I continued my education at UNC-Chapel Hill by obtaining a PhD in Genetics and Molecular Biology in the lab of Terry Van Dyke, where I designed and created a new transgenic mouse model of prostate cancer that demonstrated the important role the microenvironment plays in tumor progression. As a Damon Runyon postdoctoral fellow with Dr. Hong Wu at UCLA, I chose to focus on pancreatic adenocarcinoma (PDAC), an under-researched disease with a high mortality rate, poor prognosis, and few therapeutic options. I developed mouse models to recapitulate the complexities of human PDAC in order to uncover new therapeutic strategies that could be translated to the human disease.
My lab utilizes genetic models to address fundamental questions about how cell autonomous (e.g. genetic alteration) and cell non-autonomous (e.g. inflammation) mechanisms affect pancreatic cancer development. My focus is to uncover the central mechanisms through which the microenvironment aids tumor initiation, progression, and therapeutic resistance.
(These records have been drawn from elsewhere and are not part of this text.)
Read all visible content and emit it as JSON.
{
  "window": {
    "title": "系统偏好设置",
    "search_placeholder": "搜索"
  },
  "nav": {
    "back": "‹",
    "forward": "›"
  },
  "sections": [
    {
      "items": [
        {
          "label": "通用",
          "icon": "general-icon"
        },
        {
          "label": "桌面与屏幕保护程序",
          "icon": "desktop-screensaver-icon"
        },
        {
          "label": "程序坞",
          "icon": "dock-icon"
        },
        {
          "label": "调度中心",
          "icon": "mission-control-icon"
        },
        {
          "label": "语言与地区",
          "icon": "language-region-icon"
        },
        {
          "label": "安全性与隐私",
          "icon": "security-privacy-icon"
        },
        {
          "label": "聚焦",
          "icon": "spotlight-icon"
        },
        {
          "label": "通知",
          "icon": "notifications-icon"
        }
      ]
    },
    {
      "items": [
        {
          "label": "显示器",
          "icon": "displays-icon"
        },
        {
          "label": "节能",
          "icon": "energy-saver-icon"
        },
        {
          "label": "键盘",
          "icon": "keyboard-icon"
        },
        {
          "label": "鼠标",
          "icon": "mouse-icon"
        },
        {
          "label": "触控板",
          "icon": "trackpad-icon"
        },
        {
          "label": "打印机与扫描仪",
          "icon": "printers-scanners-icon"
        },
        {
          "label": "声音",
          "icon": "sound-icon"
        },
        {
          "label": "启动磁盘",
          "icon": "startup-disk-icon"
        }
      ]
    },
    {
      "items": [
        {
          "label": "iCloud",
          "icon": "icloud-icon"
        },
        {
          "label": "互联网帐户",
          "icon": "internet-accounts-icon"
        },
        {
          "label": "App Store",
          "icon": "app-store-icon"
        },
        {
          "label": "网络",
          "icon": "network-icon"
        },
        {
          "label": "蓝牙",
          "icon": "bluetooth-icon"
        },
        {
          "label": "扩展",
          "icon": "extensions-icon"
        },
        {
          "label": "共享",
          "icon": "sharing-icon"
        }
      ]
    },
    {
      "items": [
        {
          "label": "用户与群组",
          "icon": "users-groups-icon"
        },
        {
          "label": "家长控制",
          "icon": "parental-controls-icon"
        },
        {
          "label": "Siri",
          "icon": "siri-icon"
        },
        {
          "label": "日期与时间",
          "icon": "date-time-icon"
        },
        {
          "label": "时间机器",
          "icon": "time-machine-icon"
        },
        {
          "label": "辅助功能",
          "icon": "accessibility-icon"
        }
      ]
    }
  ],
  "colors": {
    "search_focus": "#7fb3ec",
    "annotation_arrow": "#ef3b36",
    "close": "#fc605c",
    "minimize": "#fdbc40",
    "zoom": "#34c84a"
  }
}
A better understanding of these processes will not only help the development of more effective treatments for pancreatic cancer, but can be expanded to applications in a wide range of other diseases.